Second, Sagittarius provides its viewer another shining example of the difference between a constellation and an asterism. A constellation is, simply, a specific grouping of stars that everyone has agreed are, in fact, assigned to that particular constellation. This circular definition was finally laid flat by the International Astronomical Union in its defining of Constellation Boundaries, solidifying star groupings that go as far back as antiquity and as far forward as 1763 (the exploration of the Southern Hemisphere was not limited to the land and the sea). An asterism is, simply, a convenient grouping of stars that are NOT one of the 88 Official Constellations, with some asterisms being only fragments of a full Constellation (such as the Big Dipper, the most famous asterism in the Constellation Ursa Major) and some asterisms composed of parts of multiple Constellations (such as the Summer Triangle, composed of the stars Deneb (Cygnus), Altair (Aquila), and Vega (Lyra). At our latitude (Syracuse and Tully), we cannot even see the entire Constellation of Sagittarius, but have an excellent view during the Summer of one of the most modern of conveniences in the form of a Tea Pot (see below). We may seem a little ridiculous pointing out the tea pot, short and stout, with its handle (on the left or to the West) and its spout (on the right or to the East) at Darling Hill on a dark night, but you will not forget this asterism after it jumps out at you the first time. An important thing to remember is that any grouping of stars in the sky that helps YOU find what you are looking for is as significant an asterism as one you might find in any book. If an otherwise unlabeled grouping jumps out at you that helps you find your place in the Night Sky, put those informal naming rights to good use.

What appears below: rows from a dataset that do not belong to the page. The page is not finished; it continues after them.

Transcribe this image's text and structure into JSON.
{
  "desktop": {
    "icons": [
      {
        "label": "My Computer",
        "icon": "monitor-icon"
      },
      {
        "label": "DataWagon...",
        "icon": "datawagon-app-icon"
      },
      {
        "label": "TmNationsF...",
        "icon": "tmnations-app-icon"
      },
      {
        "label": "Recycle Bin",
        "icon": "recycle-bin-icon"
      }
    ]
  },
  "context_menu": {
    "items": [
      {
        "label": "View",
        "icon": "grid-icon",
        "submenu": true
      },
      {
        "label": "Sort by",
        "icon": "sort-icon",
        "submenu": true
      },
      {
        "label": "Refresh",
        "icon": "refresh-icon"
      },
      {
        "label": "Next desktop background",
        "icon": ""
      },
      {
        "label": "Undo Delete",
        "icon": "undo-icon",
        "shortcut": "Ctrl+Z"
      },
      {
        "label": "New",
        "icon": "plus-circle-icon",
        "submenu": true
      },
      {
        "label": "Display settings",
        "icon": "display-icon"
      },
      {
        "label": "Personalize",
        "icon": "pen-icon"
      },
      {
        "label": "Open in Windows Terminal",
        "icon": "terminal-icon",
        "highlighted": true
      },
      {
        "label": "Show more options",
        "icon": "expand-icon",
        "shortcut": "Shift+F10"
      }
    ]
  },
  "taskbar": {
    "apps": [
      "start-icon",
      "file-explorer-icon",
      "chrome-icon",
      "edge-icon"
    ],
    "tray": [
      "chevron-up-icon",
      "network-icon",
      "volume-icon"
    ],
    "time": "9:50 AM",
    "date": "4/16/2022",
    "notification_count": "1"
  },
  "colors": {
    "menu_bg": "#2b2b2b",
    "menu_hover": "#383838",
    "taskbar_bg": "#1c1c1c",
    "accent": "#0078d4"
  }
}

|Image generated with Starry Night Pro 6, www.starrynight.com.|
Third, the billowing steam from the spout of this tea pot marks a most important location to all 100 billion or more stars in our galaxy. The small darkened oval in the picture above marks the exact location of the center of the Milky Way galaxy (the tiny, fuzzy spec at its middle), meaning we are looking into the most dense region of the galaxy when we set our gazes at this region. Unfortunately, the city lights from Cortland wash the density of the Milky Way band at our South when we observe in Tully, although the full band of the Milky Way is prominent above us during the Summer.

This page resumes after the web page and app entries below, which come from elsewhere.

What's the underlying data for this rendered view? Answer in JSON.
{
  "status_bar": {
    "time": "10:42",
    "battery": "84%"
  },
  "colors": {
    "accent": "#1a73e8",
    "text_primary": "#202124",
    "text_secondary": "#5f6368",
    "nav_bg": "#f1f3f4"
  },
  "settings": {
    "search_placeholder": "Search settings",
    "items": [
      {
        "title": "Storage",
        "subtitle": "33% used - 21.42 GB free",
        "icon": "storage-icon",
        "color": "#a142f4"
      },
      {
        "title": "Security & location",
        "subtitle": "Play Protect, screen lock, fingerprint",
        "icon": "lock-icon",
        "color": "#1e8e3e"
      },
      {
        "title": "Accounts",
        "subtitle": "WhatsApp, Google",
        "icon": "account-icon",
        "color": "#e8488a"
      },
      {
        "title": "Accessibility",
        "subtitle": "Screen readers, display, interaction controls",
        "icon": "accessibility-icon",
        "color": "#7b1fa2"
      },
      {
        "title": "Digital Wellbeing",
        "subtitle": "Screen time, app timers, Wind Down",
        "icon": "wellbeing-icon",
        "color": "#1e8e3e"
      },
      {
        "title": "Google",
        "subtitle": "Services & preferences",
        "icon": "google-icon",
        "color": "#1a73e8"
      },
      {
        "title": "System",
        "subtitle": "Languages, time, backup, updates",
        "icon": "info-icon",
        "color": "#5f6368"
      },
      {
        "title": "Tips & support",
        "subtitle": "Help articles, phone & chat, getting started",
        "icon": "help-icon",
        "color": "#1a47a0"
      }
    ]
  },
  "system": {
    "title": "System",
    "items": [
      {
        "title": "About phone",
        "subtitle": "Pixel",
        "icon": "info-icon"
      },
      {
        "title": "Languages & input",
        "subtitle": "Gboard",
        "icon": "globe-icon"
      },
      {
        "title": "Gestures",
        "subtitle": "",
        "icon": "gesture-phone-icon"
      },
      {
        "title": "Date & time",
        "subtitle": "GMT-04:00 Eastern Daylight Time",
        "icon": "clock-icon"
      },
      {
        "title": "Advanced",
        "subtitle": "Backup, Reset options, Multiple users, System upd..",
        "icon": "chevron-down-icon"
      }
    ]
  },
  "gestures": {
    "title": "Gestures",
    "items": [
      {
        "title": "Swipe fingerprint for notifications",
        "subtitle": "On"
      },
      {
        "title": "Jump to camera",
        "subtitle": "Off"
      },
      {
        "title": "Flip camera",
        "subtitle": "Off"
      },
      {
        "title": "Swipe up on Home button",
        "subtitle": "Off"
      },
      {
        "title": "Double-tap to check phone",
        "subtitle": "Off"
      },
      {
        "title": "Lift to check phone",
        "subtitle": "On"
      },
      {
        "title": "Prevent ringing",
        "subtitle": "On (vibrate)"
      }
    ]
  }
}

|Images from ircamera.as.arizona.edu.|
Fourth, because we are looking into the heart of the Milky Way when we see the spout of the tea pot (as the image at right tries to show), we are looking into the densest region of stars we can see from Earth. As a result, this tea pot marks the location of a variety of Messier Objects and fainter nebulae far more numerous than even the largest variety pack the other Celestial Seasonings (pardon the tea pun) has to offer. The Trifid Nebula (M20), Lagoon Nebula (M8), Sagittarius Cluster (M22), Omega Nebula (M17), Black Swan Nebula (M18), M25, M23, M55, M54, M70, M28, M21, and M75 all reside within the Sagittarius boundary, while M6, M7, M16, and a host of other deep sky objects surround its borders in neighboring Scorpius, Ophiuchus, and Serpens Cauda.
When we observe during the Summer, I often recommend to new visitors with binoculars to simply point to the South, aim for the tea pot, and slowly scan. If your binoculars or telescope are anywhere near focused, you are guaranteed to find something within your field of view.
Mildly thirsty just thinking about it,